WalletHub Answers is a free service that helps consumers access financial information. Information on WalletHub Answers is provided “as is” and should not be considered financial, legal or investment advice. WalletHub is not a financial advisor, law firm, “lawyer referral service,” or a substitute for a financial advisor, attorney, or law firm. You may want to hire a professional before making any decision. WalletHub does not endorse any particular contributors and cannot guarantee the quality or reliability of any information posted. The helpfulness of a financial advisor's answer is not indicative of future advisor performance.
WalletHub members have a wealth of knowledge to share, and we encourage everyone to do so while respecting our content guidelines. This question was posted by a WalletHub user.
Please keep in mind that editorial and user-generated content on this page is not reviewed or otherwise endorsed by any financial institution.

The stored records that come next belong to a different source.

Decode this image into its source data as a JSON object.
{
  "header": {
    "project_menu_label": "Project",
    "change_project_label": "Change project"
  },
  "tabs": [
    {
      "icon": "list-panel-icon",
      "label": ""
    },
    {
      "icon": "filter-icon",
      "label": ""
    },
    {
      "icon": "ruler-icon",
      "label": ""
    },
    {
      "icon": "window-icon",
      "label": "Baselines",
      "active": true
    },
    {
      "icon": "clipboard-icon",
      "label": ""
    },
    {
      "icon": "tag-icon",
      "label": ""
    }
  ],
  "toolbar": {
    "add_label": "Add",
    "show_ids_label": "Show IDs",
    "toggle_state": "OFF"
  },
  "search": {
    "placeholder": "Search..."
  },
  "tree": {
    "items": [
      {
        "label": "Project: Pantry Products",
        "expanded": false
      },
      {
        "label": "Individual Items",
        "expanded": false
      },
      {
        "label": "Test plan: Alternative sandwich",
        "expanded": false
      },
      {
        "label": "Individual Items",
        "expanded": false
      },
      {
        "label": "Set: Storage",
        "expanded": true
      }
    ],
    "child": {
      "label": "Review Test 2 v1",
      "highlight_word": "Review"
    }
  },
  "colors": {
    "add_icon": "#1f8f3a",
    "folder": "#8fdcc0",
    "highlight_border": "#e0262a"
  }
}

In addition, it is not a financial institution’s responsibility to ensure all posts and questions are answered.
Ad Disclosure: Certain offers that appear on this site originate from paying advertisers, and this will be noted on an offer’s details page using the designation "Sponsored", where applicable. Advertising may impact how and where products appear on this site (including, for example, the order in which they appear). At WalletHub we try to present a wide array of offers, but our offers do not represent all financial services companies or products.